Describe the four main ecological roles that fungi play in the environments they inhabit. … Fungi can be decomposers, parasites, recyclers, and symbionts. They often form mutualist relationships with neighboring organisms to provide carbon dioxide, water, and minerals.

What is the ecological significance of bacteria fungi plants and animals to the environment?

Interactions between fungi and bacteria play a key role in the functioning of numerous ecosystems: they are cornerstone members of communities driving biochemical cycles, and contribute to both the health and diseases of plants and animals (Fig.

What are ecological relevance of lichens?

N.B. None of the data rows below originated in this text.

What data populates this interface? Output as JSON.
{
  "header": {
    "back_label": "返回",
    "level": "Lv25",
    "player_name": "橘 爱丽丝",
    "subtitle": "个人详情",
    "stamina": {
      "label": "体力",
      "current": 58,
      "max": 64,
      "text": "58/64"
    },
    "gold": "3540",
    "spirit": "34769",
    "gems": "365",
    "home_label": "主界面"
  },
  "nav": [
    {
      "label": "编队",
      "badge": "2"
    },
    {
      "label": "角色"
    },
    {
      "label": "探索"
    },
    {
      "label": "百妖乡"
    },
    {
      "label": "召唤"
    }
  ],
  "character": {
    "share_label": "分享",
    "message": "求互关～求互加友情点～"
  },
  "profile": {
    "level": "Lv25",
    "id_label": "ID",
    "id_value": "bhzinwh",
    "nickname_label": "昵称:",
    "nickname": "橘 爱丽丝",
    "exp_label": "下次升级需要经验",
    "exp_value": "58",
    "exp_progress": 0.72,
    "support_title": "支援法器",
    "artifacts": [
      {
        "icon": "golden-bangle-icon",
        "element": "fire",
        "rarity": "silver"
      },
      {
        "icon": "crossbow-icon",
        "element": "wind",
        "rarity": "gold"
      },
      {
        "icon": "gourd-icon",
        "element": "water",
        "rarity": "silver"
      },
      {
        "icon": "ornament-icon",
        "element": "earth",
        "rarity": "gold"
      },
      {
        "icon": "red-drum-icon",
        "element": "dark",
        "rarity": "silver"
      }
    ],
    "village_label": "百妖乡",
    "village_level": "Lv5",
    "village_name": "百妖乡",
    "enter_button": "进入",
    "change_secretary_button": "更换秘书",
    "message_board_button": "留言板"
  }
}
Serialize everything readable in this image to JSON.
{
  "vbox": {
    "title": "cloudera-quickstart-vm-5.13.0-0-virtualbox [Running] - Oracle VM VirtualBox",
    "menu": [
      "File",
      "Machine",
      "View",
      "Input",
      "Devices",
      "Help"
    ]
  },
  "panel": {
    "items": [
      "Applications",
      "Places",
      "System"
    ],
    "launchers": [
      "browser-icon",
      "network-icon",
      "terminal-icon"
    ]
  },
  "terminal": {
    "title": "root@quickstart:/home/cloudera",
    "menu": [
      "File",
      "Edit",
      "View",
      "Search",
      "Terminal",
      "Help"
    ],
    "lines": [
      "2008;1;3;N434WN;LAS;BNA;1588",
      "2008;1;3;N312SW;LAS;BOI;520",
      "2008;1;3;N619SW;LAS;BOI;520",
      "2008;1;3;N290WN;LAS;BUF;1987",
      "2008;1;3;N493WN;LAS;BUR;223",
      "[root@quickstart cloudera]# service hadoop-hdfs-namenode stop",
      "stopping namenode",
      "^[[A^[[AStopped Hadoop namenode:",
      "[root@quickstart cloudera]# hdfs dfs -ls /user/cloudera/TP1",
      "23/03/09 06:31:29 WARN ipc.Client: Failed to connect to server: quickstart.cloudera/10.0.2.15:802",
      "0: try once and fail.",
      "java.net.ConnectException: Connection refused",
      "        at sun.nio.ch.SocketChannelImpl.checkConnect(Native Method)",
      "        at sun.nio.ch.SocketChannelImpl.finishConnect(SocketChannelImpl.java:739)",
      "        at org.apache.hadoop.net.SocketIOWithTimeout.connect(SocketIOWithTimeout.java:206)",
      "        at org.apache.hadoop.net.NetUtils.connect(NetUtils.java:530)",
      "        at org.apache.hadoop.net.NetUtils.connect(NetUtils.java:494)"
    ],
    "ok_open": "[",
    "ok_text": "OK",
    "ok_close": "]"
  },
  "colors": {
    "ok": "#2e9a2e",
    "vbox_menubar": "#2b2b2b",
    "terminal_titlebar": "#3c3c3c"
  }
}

Lichens are ecologically important as food, shelter, and nesting material for wildlife. … Lichens play significant roles in mineral and hydrological cycles, notably nitrogen fixation. Cyanobacterial lichens “fix” atmospheric nitrogen into forms useable by the lichen and by other plants and animals.